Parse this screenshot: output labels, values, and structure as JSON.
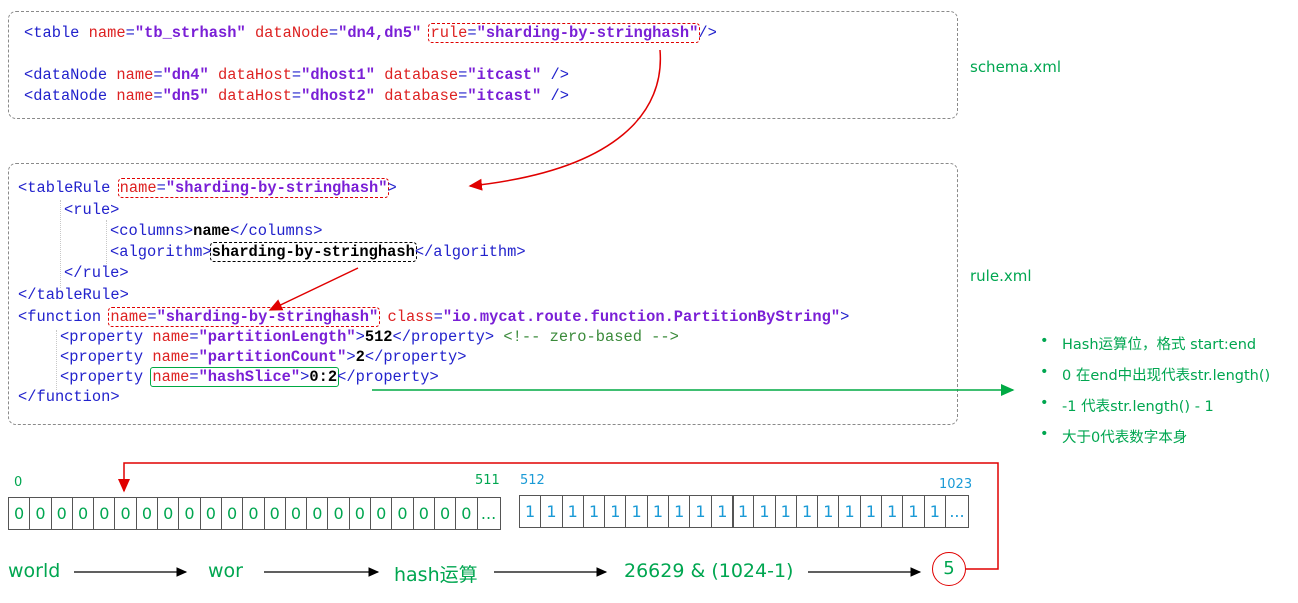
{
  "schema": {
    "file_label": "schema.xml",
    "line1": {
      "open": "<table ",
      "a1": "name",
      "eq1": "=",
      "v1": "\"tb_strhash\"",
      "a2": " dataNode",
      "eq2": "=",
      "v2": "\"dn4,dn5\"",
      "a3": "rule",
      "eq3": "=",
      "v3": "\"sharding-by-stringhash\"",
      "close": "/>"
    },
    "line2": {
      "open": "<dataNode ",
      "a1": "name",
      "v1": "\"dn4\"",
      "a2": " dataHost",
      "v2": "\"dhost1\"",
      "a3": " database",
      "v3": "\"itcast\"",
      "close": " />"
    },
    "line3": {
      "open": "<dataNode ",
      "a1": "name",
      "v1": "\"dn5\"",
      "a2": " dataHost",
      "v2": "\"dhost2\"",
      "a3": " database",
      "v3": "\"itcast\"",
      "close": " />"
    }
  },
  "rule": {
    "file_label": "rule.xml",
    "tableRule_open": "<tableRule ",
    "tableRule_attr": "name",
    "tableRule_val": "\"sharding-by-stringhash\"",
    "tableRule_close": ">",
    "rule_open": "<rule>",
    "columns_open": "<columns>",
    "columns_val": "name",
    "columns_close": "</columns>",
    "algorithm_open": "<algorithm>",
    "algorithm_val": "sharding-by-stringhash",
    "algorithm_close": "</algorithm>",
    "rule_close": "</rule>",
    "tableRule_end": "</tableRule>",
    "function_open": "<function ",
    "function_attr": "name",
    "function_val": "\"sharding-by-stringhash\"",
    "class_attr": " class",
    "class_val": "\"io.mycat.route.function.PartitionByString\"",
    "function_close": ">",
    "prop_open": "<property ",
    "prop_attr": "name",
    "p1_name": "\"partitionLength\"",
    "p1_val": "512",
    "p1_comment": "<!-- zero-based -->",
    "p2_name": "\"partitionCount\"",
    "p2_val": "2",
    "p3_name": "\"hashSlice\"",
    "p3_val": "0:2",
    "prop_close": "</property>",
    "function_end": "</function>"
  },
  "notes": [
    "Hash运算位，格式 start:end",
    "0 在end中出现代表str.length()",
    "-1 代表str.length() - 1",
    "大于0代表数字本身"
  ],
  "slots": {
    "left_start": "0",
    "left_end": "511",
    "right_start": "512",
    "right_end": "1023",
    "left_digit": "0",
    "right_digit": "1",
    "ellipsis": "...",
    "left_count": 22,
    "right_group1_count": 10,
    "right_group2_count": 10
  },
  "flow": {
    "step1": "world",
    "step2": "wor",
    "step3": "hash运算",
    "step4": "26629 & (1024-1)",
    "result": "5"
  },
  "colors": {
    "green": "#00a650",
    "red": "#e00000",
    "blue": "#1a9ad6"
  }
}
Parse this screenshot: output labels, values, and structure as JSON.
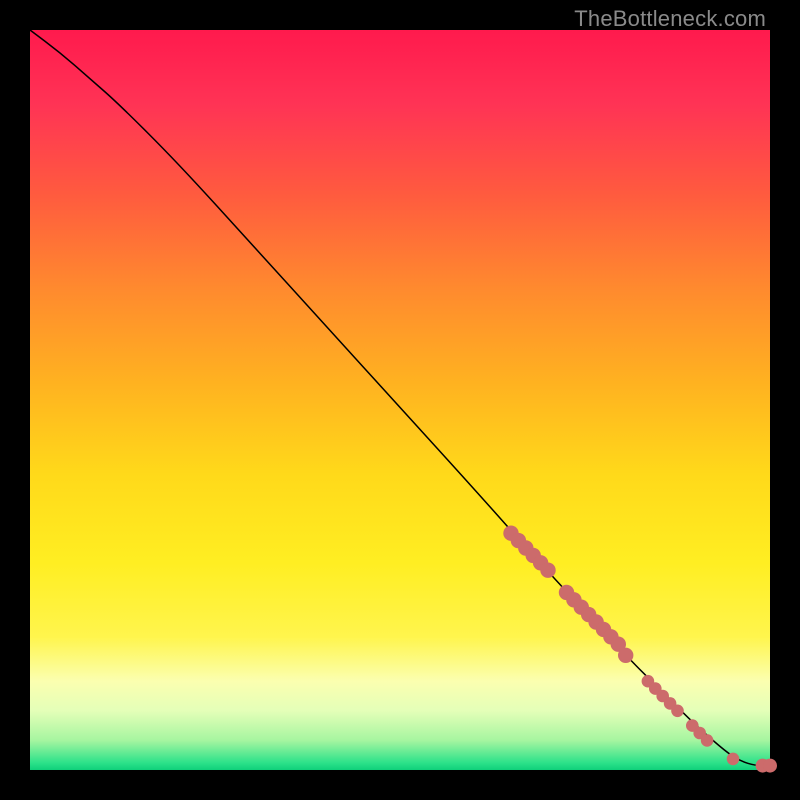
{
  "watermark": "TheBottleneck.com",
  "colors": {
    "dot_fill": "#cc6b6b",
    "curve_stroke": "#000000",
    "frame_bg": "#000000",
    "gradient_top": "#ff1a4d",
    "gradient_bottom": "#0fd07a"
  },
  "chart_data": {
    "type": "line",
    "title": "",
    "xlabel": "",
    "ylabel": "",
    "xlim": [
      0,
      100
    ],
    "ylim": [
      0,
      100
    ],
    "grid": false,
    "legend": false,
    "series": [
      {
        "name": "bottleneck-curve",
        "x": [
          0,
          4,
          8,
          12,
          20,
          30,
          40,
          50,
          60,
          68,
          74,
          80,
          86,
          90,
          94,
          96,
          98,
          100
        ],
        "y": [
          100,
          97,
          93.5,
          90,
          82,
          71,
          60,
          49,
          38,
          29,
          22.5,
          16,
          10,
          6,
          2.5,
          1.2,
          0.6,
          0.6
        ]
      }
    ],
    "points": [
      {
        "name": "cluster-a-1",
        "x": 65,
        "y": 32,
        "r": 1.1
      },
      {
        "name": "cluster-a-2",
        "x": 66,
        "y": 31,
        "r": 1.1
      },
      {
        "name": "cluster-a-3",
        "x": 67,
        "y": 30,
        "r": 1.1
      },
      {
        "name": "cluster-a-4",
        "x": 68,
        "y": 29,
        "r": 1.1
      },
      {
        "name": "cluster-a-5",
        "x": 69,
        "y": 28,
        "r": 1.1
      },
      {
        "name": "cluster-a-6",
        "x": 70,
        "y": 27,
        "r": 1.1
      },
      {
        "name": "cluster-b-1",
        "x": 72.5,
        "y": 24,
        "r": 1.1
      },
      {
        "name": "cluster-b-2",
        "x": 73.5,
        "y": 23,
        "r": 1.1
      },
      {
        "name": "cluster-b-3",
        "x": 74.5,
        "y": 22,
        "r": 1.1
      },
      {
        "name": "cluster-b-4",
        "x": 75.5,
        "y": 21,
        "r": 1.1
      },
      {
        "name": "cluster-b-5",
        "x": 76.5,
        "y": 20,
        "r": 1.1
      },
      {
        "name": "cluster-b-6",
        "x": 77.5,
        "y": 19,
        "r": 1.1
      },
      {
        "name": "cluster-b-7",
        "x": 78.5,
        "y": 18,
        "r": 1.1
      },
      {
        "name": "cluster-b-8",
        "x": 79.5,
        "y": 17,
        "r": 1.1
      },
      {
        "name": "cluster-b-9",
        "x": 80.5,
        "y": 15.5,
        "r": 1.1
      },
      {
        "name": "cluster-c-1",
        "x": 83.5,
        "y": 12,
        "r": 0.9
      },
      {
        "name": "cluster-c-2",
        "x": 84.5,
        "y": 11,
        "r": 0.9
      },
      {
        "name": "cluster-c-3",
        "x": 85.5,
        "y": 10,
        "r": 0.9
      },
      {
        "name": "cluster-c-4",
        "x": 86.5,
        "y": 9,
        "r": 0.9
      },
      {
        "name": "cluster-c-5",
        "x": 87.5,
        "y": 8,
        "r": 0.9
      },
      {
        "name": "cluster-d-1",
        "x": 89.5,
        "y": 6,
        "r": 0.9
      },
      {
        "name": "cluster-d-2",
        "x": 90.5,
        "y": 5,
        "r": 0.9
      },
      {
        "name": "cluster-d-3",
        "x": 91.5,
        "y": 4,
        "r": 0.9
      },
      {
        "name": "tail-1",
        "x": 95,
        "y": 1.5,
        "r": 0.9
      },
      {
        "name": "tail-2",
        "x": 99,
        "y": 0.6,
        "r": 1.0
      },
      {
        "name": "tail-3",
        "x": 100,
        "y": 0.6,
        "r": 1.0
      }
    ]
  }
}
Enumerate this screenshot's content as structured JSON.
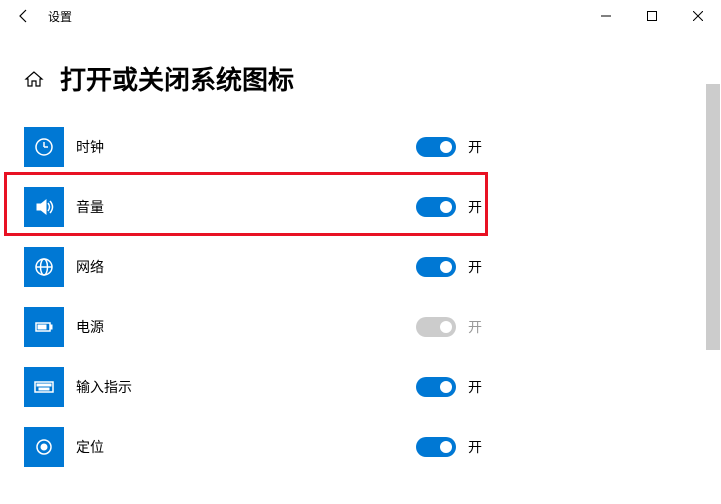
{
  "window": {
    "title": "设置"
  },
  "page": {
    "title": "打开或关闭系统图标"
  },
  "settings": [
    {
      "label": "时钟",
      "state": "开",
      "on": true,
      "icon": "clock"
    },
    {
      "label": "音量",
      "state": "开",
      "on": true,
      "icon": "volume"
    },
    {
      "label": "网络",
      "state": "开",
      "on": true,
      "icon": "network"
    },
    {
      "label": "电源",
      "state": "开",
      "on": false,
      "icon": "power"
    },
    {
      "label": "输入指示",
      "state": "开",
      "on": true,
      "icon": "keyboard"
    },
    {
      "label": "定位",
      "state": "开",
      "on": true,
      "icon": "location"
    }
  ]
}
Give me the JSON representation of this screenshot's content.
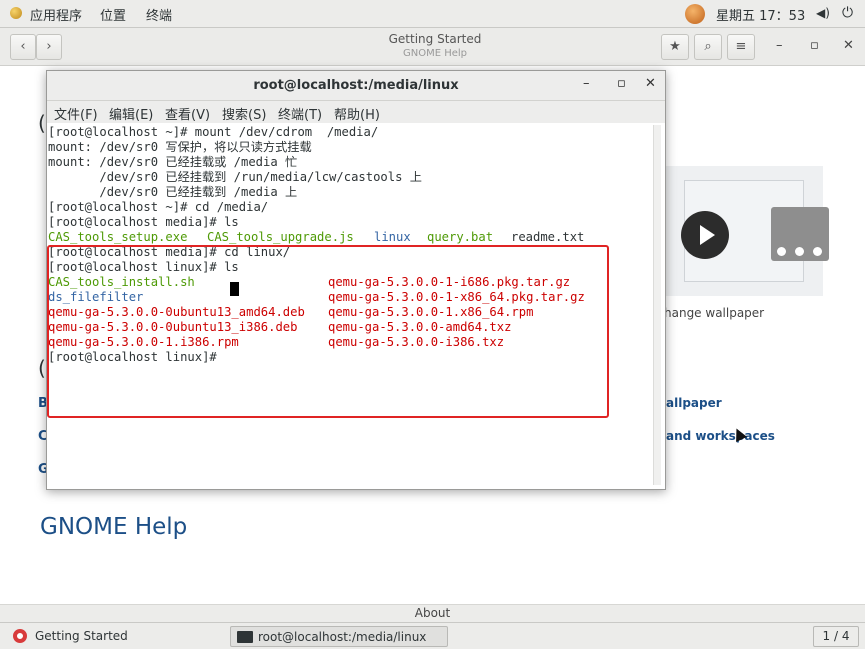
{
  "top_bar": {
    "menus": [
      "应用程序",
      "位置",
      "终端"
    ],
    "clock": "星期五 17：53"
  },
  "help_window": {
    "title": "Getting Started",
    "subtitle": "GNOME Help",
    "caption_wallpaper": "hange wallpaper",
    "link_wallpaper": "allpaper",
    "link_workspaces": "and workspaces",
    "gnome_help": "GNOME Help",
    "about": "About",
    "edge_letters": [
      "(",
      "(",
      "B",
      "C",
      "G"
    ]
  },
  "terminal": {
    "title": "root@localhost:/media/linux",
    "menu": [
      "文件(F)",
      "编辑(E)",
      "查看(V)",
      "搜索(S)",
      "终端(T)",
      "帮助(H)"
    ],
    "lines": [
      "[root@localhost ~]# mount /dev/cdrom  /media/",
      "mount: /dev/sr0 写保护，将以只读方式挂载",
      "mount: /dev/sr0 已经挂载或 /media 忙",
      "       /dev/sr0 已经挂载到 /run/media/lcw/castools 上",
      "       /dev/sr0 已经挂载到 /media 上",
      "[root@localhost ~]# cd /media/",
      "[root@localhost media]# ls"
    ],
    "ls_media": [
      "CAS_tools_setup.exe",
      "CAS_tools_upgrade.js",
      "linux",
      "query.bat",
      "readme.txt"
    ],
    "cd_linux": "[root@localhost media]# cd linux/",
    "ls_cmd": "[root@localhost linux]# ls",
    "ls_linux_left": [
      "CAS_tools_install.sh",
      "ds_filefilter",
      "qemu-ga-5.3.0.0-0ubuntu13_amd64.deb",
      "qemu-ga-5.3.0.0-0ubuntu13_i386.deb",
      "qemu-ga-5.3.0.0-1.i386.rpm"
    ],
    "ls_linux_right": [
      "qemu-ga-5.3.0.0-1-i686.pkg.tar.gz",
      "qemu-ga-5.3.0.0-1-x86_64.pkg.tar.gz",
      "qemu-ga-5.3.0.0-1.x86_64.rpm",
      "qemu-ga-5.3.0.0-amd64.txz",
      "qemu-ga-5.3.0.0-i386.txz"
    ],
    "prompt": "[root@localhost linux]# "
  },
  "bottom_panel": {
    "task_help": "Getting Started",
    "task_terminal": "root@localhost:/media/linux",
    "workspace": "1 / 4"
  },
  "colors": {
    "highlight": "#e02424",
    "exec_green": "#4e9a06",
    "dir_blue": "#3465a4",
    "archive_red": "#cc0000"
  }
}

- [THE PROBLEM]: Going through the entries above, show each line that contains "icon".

- [RESPONSE]:
      "icon": "clock"
      "icon": "volume"
      "icon": "network"
      "icon": "power"
      "icon": "keyboard"
      "icon": "location"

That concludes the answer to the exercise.